Proceeding to Saurashtra (the ancient Kambhoja) and having visited the shrines of Girnar, Somnath and Prabhasa and explaining the superiority of Vedanta in all these places, he arrived at Dwarka, Bhaskara of Ujjayini, the proponent of Bhedabeda philosophy, was humbled. All the scholars of Ujjayini (also known as Avanti) accepted Adi Shankara’s philosophy.

He then defeated the Jainas in philosophical debates at a place called Bahlika. Thereafter, the Acharya established his victory over several philosophers and ascetics in Kamboja (region of North Kashmir), Darada (Dabistan) and many regions situated in the desert and crossing mighty peaks, entered Kashmir. Later, he had an encounter with a tantrik, Navagupta at Kamarupa.

Accession to Sarvajnapitha

Adi Shankara visited Sarvajñapi?ha (Sharada Peeth) in Kashmir (now in Pakistan-occupied Kashmir). The Madhaviya Shankaravijayam states this temple had four doors for scholars from the four cardinal directions. The southern door (representing South India) had never been opened, indicating that no scholar from South India had entered the Sarvajna Pitha. Adi Shankara opened the southern door by defeating in debate all the scholars there in all the various scholastic disciplines such as Mimamsa, Vedanta and other branches of Hindu philosophy; he ascended the throne of Transcendent wisdom of that temple.

Towards the end of his life, Adi Shankara travelled to the Himalayan area of Kedarnath-Badrinath and attained videha mukti (“freedom from embodiment”). There is a samadhi mandir dedicated to Adi Shankara behind the Kedarnath temple. However, there are variant traditions on the location of his last days. One tradition, expounded by Keraliya Shankaravijaya, places his place of death as Vadakkunnathan temple in Thrissur, Kerala. The followers of the Kanchi kamakoti pitha claim that he ascended the Sarvajñapithha and attained videha-mukti in Kanchipuram (Tamil Nadu).

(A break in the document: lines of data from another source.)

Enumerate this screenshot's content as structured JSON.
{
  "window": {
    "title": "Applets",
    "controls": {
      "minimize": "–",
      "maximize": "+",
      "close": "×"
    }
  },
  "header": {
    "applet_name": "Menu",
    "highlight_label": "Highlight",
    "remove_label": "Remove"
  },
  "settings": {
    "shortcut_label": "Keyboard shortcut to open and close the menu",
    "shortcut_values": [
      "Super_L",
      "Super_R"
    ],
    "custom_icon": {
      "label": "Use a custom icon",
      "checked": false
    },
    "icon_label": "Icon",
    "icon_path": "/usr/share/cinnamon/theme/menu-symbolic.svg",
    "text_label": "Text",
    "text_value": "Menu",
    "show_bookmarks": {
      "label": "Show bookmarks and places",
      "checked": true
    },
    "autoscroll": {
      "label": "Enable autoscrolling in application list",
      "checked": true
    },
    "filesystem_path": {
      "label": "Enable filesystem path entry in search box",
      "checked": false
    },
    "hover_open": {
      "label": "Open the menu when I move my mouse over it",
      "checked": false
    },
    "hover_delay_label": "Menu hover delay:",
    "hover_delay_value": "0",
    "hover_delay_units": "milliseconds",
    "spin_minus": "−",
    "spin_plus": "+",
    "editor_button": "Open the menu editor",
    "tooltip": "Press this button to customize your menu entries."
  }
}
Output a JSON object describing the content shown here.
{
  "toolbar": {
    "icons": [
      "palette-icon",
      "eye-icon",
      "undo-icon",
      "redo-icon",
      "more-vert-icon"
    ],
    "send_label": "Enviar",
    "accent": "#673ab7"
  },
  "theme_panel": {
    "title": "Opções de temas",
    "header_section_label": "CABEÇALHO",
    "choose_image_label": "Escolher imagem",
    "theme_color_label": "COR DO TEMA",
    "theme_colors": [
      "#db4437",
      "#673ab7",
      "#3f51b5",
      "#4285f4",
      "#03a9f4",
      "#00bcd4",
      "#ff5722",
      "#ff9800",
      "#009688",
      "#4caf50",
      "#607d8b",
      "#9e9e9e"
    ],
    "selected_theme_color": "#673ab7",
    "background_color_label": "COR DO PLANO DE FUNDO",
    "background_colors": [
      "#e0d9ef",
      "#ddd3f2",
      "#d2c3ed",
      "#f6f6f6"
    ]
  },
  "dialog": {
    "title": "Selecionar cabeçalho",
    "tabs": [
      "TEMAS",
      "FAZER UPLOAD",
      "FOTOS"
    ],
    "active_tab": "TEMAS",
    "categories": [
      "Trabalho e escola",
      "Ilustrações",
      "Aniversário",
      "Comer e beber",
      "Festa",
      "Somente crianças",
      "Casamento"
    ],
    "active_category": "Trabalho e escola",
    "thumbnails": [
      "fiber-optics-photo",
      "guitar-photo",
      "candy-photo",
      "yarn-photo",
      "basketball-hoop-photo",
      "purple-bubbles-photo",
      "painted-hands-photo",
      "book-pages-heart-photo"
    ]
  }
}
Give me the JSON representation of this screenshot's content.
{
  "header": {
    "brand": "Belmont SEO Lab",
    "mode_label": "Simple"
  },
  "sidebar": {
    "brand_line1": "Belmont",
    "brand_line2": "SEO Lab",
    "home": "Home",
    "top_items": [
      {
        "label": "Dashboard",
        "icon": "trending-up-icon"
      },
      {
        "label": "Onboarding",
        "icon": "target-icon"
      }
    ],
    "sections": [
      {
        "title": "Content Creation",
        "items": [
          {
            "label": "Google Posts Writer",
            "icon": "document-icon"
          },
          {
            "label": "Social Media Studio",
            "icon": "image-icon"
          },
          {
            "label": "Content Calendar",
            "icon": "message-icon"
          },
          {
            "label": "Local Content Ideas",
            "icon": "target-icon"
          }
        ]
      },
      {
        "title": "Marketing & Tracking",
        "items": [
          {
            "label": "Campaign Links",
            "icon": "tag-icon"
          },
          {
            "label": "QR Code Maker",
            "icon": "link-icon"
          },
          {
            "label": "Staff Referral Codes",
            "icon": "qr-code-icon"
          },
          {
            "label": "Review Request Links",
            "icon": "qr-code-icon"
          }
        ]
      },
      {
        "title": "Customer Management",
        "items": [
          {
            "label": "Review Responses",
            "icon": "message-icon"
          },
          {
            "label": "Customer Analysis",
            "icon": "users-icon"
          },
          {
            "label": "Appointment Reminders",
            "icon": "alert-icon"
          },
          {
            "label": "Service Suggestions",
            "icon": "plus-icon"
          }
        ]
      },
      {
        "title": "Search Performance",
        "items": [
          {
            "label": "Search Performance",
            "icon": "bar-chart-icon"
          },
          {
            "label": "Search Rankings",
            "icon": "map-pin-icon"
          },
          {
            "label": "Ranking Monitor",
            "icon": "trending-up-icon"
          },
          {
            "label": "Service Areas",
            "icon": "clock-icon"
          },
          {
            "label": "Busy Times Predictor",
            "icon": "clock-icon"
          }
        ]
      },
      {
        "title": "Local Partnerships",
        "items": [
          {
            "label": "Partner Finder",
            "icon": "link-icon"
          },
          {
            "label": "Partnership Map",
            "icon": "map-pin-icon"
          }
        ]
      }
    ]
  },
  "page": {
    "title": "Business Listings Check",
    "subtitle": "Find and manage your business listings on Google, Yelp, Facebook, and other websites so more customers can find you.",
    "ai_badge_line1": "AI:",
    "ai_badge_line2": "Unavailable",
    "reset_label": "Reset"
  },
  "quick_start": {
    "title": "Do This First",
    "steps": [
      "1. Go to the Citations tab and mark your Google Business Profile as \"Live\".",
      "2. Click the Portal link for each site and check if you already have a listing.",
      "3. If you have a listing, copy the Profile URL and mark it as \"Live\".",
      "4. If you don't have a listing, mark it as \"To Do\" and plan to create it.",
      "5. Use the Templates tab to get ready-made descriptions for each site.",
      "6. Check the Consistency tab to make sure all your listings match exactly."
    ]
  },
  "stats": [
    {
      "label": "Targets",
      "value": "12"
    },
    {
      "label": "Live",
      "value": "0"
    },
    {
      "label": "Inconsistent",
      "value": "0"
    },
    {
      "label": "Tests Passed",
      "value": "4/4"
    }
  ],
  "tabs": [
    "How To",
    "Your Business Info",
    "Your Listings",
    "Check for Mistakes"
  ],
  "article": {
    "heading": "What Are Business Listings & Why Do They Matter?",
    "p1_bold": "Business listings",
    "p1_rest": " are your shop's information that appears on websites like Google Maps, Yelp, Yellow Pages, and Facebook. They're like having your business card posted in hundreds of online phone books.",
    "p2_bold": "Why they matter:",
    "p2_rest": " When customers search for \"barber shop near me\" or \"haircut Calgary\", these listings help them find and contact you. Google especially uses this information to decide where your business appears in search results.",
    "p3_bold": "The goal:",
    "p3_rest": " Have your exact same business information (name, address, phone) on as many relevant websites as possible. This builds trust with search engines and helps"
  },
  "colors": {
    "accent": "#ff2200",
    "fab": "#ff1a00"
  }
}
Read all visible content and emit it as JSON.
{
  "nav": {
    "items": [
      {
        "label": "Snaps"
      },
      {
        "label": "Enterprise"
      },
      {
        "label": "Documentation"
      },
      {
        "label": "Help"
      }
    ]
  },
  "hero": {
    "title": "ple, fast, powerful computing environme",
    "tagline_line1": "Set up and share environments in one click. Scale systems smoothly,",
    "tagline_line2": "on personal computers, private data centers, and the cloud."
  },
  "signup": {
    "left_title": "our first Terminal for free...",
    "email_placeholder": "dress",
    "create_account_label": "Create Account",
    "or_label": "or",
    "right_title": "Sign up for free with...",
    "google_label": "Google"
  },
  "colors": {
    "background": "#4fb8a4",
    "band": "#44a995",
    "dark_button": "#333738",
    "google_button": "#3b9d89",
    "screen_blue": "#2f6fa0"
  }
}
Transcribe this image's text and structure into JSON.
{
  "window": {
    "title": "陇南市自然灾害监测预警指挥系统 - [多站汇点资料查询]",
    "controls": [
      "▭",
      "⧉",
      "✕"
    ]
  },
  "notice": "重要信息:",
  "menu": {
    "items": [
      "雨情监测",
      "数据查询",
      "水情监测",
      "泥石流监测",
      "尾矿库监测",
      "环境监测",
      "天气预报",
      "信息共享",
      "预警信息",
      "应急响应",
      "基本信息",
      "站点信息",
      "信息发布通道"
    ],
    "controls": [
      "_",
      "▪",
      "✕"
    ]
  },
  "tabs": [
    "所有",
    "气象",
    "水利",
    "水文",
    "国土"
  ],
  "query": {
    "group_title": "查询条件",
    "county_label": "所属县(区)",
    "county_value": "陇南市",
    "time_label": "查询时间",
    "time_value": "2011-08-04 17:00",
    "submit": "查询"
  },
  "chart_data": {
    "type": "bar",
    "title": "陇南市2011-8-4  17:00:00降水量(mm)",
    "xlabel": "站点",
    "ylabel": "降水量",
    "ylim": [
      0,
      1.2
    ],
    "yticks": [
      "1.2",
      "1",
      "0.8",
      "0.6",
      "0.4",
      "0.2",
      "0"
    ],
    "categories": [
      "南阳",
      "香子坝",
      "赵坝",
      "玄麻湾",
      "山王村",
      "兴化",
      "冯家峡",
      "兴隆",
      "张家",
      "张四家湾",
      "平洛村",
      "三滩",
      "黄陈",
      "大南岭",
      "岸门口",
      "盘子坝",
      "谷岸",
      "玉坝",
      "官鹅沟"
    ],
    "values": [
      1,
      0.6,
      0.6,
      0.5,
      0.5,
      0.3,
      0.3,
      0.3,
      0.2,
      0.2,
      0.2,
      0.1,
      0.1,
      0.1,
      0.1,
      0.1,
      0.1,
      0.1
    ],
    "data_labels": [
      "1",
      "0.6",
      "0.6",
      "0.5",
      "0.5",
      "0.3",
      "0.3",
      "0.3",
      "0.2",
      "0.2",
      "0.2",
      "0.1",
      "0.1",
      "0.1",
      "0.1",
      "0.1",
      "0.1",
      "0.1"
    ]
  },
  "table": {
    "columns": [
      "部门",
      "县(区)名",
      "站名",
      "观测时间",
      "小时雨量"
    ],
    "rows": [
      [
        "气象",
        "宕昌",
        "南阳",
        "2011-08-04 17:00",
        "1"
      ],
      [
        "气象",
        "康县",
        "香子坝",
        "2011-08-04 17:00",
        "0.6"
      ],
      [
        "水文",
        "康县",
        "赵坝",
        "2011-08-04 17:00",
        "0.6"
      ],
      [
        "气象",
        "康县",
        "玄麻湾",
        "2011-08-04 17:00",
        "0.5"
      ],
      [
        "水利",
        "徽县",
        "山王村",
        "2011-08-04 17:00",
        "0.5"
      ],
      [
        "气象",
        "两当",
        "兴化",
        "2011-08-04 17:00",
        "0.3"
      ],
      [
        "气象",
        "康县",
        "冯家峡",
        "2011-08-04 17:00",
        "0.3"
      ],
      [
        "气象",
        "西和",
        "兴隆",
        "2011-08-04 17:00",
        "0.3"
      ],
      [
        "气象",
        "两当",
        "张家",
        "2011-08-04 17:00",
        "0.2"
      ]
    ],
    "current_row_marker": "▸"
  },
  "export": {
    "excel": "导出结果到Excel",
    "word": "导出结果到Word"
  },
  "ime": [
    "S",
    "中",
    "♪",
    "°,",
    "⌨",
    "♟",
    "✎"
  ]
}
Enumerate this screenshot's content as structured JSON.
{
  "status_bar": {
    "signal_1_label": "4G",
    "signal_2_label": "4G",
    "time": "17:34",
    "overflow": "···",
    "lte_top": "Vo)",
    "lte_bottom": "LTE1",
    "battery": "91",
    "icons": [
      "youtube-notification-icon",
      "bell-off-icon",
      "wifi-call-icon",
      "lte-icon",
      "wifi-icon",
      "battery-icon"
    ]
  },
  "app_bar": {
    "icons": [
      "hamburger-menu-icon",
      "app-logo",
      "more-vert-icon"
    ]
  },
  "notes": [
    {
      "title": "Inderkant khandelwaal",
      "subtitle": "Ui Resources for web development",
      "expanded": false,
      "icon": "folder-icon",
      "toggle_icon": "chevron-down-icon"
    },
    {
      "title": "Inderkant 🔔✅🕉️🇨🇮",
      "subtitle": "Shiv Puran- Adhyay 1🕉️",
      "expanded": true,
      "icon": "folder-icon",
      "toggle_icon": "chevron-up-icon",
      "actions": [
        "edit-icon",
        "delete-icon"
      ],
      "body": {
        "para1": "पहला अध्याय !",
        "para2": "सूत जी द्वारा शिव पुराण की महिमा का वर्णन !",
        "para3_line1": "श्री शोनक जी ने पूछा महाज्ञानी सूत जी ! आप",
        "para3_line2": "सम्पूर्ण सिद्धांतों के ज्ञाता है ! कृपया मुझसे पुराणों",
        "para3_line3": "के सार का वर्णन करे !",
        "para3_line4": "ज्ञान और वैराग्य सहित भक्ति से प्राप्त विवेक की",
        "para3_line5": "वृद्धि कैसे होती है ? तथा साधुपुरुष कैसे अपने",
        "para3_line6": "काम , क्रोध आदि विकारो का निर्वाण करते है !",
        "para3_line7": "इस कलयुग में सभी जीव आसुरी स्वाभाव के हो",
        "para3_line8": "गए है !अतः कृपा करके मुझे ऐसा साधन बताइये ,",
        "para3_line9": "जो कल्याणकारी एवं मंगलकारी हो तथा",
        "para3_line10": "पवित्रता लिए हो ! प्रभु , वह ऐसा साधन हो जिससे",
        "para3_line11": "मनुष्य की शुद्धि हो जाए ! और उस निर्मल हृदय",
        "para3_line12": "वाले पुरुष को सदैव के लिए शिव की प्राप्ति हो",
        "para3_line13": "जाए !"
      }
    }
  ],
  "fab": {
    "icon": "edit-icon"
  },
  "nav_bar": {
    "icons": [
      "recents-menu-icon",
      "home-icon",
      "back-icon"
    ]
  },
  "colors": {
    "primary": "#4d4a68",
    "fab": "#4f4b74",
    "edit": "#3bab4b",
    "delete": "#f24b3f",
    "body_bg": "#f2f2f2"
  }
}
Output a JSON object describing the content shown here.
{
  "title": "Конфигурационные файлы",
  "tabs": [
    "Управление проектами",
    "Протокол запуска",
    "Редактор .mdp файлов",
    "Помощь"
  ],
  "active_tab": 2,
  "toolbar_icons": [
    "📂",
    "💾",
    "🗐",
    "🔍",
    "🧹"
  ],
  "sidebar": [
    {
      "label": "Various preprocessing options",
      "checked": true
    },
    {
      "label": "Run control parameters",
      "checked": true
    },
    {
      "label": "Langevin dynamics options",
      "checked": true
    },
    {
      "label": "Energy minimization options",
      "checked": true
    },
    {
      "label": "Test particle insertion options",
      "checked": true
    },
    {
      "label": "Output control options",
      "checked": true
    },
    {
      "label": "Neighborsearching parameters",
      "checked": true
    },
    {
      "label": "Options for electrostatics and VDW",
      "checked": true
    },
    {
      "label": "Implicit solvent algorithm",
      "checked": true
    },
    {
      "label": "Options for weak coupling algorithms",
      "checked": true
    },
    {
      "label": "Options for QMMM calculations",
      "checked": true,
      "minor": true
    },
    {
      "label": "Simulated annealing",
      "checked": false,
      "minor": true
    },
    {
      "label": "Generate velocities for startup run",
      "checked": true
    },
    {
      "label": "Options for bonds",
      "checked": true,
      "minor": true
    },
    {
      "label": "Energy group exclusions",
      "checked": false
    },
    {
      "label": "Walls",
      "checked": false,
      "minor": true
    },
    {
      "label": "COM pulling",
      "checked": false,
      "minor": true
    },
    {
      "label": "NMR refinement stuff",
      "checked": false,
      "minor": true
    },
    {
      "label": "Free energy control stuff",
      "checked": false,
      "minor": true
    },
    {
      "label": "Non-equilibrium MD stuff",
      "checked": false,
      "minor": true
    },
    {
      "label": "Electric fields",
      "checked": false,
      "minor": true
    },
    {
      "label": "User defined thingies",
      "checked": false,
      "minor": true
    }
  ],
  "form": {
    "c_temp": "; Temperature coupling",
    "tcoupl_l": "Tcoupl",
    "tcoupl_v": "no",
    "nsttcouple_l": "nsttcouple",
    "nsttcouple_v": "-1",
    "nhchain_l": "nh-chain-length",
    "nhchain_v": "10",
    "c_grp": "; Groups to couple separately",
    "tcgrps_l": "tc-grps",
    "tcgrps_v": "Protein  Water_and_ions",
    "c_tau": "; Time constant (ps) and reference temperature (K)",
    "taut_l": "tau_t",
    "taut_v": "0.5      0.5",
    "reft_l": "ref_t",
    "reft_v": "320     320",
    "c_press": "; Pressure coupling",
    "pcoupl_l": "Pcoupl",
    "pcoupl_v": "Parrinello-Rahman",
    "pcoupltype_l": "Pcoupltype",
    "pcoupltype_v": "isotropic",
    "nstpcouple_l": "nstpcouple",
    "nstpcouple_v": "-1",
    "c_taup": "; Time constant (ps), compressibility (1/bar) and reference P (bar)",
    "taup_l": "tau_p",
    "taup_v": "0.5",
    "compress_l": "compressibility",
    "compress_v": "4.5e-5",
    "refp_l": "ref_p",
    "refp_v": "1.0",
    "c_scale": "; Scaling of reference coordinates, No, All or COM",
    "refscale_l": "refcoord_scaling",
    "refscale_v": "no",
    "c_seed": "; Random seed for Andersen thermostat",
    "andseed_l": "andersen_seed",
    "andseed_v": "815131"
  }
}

Comments are closed.

error: Content is protected !!
%d bloggers like this: